It all starts with a high deductible health plan…
High deductible health plans are increasing steadily in popularity among small to medium size employers. HDHP’s allow lower employee premiums and subsequently lower employer contributions which help the bottom line. But does it really? High deductible health plans include preventative care but must not provide any benefit benefit beyond that.
When you are reviewing your benefit options look for these descriptions to know if the plan is Health Savings Account eligible:
- Plan ‘X’ Deductible (of over $1350 Individual or $2700 Family) ‘X”% HSA
- Plan benefits include preventative care at 100%
- The plan will only pay benefit for office visits, lab services, prescription medications and other medical services that are not preventative after the deductible is met 100%
- There are NO COPAYS listed or included on the summary of benefits (this is a main indicator of if a plan is or is not HSA compatible – copays are not allowed on an HSA qualifying medical plan)
If my plan is HSA compatible how do I set up the account?
Employers have the option of providing HSA’s as part of an employee’s benefits package. The HSA has the option to include a contribution by the employer but is not required. Any funds that are contributed to the HSA by the employer and employee are fully vested and available to the employee if employment is terminated. HSA contributions are made on a pre-tax basis when deducted via payroll and provide a decreased total taxable income at year end for income tax purposes.

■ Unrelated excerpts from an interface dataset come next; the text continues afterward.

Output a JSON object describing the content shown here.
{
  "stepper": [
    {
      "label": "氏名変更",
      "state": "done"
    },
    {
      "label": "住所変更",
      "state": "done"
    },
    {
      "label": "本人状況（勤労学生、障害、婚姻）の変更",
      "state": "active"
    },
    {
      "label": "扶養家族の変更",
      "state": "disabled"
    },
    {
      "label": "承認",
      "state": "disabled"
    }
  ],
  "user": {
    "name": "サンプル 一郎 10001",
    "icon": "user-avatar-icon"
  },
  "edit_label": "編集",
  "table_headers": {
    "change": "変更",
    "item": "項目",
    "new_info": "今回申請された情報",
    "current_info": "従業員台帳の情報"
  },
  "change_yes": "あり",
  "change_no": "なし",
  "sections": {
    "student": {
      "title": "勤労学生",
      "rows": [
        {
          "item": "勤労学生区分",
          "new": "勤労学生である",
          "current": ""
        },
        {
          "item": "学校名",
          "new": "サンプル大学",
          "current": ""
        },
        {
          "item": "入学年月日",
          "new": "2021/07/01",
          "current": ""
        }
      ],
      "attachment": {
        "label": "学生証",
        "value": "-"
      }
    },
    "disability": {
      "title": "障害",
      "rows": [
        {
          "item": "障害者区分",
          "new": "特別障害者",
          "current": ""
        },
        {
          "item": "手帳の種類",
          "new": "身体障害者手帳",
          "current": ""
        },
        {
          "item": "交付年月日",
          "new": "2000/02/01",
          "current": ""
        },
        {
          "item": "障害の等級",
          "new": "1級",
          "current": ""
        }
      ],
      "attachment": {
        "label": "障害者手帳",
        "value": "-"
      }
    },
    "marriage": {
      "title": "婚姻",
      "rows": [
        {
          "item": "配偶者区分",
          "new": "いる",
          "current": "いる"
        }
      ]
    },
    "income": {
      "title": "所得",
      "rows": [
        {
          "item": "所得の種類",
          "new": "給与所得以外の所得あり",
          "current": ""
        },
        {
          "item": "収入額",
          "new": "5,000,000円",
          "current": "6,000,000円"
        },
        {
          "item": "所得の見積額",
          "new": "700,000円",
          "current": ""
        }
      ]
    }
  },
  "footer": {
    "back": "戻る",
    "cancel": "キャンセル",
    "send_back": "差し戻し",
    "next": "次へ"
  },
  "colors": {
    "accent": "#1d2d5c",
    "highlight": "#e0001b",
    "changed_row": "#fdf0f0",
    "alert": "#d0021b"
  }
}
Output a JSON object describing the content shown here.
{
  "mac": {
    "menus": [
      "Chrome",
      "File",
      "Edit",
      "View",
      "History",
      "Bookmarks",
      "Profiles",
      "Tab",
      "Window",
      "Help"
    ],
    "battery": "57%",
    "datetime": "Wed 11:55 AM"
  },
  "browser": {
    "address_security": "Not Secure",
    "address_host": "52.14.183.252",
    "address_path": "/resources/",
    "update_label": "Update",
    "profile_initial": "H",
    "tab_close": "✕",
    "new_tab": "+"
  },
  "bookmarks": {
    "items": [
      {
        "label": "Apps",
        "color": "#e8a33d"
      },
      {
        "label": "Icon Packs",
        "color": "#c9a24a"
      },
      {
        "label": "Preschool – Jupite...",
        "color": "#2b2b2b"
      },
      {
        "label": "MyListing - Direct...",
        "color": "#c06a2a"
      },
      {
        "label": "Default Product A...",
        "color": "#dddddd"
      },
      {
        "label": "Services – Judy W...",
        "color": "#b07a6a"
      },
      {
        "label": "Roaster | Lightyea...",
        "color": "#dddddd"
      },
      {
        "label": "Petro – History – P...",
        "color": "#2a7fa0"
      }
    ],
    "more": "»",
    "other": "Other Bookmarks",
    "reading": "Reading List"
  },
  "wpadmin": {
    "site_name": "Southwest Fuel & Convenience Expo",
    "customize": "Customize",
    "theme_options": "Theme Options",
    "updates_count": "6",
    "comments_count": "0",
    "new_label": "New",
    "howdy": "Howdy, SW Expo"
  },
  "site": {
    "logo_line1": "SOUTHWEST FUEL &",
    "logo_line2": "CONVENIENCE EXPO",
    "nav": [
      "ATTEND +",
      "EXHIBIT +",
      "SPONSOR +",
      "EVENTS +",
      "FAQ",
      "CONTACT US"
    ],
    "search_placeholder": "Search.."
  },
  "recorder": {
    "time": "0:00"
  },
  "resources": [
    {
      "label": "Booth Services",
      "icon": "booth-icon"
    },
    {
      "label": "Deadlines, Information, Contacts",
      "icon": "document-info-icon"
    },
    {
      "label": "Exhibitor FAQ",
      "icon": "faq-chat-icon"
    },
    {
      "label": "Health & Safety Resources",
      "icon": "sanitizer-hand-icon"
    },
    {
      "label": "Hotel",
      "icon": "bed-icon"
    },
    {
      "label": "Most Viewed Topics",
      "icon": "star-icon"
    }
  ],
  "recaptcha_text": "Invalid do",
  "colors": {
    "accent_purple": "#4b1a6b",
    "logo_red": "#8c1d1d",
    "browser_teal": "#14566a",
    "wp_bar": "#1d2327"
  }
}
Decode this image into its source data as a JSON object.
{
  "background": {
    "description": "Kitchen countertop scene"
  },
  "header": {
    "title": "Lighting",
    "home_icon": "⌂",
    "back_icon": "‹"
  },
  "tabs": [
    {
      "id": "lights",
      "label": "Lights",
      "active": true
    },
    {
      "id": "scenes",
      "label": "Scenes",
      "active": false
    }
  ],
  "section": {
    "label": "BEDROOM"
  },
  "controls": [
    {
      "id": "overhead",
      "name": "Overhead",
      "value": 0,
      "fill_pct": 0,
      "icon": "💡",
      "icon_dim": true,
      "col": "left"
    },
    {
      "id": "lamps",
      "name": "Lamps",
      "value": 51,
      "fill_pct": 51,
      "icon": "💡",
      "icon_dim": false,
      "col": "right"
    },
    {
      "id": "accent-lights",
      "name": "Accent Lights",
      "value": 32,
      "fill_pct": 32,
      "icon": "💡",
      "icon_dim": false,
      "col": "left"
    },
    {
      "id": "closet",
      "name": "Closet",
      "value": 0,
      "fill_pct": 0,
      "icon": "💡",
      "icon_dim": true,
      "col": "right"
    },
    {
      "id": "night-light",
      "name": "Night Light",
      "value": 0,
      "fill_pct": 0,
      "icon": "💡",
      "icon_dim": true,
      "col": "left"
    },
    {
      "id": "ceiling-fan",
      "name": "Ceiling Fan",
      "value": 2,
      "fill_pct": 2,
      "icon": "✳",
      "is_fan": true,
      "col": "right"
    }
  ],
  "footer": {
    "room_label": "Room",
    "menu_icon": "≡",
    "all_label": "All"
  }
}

Individuals are also able to set up HSA accounts separate from an employer as long as a qualifying High Deductible Health Plan is in place. The HDHP can be purchased on any state health insurance exchange marketplace or through a licensed broker if the individual does not qualify for an income subsidy.
Among the top HSA Providers in the country are companies like:
- Optum Bank
- Fidelity Investments
- And Many More!
What is an HSA Qualifying Expense?
The complicated but thorough explination of what is a qualified expense can be found online through the IRS. Here is the link: http://www.irs.gov/pub/irs-pdf/p502.pdf
You may be surprised at some but comforted by other expenses that are HSA eligible. Here are some notable covered expenses:
- Psychiatric Care
- Disabled Dependent Care Expenses
- Fertility Treatment
- Dental Treatments and Procedures
- Nursing Services
- Weight-Loss Programs
- Quit Smoking Programs
On the other hand here are excluded expenses:
- Babysitting Services for healthy children or family
- Hair removal or hair replacement services
- Maternity clothing
- Medicines and drugs from other countries
- Health Club dues or fees
- Funeral expenses
Health Savings Accounts are great tools to save for the unexpected. They never expire and can in specific situations be rolled over into other investment or retirement accounts in the future. The tax savings add up quickly and depending on the HSA carrier there are interest and investment options available. Depending on the type of HSA it may also be FDIC insured up to a specific account value.
If you work for a small employer ask your HR department to consider offering a Health Savings Account through their benefits package. The administration is simple but to many the thought of adding one more bill or action to their lives means the account will never be opened, utilized or appreciated. Only when catastrophe strikes will you wish your deductible was partially or fully saved for.
As a broker I always offer Section 125 Cafeteria Plans along with a Health Savings Account or Health Reimbursement Account to round out benefits packages for my small and large employers. Value added accounts such as these provide stability and increase longevity of employment. Whether you are an individual or a company or only reading my blog to find out what an HSA is I hope you find it meaningful. Review your HSA contribution balance or open your own HSA today!
Find my contact information under the Contact tab. I look forward to hearing from you to set up your HSA!